The report suggested that Operation Pinpoint go through a strategic evaluation to find out the range of needed officers in a given area, as it aligns with community feedback and needs.
Data collection and modernization might help
One mainstay Controller Rhynhart’s report cites across multiple sections is the Philly Police Department’s less-than-ideal data collection practices and management. This manifests in many ways, per the report, such as:
- PPD records on injured officers do not separate officers on IOD status versus officers out under Heart and Lung dictates.
- Injury records rife with human error. For instance, there were cases provided to the Controller’s Office where the date an officer was listed as back on duty was earlier than the date they were placed on injury.
- Having no comprehensive data-driven strategy for Operation Pinpoint, the department’s crime fighting plan.
- Overtime being tracked inconsistently and, in some cases, inaccurately.
- Failure to use “911 call data strategically to identify patterns or insights” to inform PPD’s overall strategy.
- Internal personnel data management is maintained across five different sources, including the city’s OnePhilly payment system, PPD’s internal database, a Microsoft Excel file, and even physical index cards.
The data is also handled across a range of institutions, per the Controller’s Office. Information related to Heart and Lung utilization is handled by a third party data management firm reporting to the Office of Risk Management, and 911 call data is handled by Vesta Analytics, a different third party company.
Further, aspects of PPD’s work use outdated technology.
For instance, a “significant amount” of PPD information is printed out and driven between offices — in many cases, delivered by uniformed officers — instead of using electronic communications, according to the report. Based on interviews, there are no cybersecurity reasons for this practice.
As it relates to the PPD’s spending, the Controller’s Office makes a few key recommendations. The report suggests:

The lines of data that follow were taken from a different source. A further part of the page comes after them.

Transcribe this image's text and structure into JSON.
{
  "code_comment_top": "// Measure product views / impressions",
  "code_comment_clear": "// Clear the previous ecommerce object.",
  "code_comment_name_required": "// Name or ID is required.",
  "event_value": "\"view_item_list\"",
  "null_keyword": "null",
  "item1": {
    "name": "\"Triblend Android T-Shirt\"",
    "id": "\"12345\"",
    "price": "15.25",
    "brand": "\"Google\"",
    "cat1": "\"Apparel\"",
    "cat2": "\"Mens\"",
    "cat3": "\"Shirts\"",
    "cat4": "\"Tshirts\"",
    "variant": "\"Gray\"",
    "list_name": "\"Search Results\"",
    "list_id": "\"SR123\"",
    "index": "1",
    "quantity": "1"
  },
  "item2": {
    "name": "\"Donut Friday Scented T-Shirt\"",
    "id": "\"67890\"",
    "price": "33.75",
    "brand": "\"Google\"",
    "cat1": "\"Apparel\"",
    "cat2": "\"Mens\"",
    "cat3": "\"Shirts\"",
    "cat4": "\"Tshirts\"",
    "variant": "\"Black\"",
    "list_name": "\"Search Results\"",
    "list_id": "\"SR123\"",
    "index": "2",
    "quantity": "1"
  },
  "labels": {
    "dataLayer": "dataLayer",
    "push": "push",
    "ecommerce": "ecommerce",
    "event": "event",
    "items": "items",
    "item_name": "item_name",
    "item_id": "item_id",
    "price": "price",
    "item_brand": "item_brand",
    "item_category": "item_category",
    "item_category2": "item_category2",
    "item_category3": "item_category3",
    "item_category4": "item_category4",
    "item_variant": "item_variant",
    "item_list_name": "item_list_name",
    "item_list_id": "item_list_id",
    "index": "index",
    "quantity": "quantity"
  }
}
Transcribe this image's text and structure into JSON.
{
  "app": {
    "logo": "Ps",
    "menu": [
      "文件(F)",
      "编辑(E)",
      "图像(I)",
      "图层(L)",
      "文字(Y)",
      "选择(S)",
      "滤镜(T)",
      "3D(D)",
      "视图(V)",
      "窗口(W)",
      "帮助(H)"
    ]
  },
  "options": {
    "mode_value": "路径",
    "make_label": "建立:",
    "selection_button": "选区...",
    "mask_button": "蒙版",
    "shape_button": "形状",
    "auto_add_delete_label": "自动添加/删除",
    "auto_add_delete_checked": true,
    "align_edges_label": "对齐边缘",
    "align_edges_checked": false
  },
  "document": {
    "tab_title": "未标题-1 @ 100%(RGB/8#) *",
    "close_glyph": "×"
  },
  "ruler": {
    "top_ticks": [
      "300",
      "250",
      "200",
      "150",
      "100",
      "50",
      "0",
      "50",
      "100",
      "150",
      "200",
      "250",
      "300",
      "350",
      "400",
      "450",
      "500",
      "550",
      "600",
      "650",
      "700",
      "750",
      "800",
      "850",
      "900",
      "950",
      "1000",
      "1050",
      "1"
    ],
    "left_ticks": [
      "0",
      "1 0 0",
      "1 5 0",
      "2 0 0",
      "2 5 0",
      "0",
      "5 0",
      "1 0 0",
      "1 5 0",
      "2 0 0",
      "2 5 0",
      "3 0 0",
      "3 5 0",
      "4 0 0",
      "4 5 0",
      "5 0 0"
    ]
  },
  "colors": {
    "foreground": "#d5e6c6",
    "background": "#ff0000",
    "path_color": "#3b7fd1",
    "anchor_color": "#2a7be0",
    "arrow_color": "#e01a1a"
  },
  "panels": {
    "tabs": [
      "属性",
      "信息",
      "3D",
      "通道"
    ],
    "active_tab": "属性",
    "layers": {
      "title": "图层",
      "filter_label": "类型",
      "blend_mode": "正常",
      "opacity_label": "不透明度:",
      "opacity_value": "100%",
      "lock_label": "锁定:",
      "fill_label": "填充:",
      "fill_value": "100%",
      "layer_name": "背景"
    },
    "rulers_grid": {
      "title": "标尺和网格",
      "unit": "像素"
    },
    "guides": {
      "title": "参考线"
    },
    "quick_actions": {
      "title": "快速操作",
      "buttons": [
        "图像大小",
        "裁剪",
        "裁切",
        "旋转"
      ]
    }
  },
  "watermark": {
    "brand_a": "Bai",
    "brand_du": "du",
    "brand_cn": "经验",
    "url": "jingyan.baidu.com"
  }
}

- That the PPD construct its budget based on the feedback of the communities it serves — on a district-to-district, neighborhood-to-neighborhood level — and arrange its deployment strategies along these lines.
- That the department conduct ongoing assessment of 911 response times to reduce existing disparities.
- That the department undertake serious civilianization measures to get more uniformed officers back to formal police work.
- That PPD works with Risk Management to create a process that can investigate instances of abuse of Heart and Lung usage, and take action against officers.
- That Operation Pinpoint undergo an independent evaluation leading to a comprehensive data and operational strategy.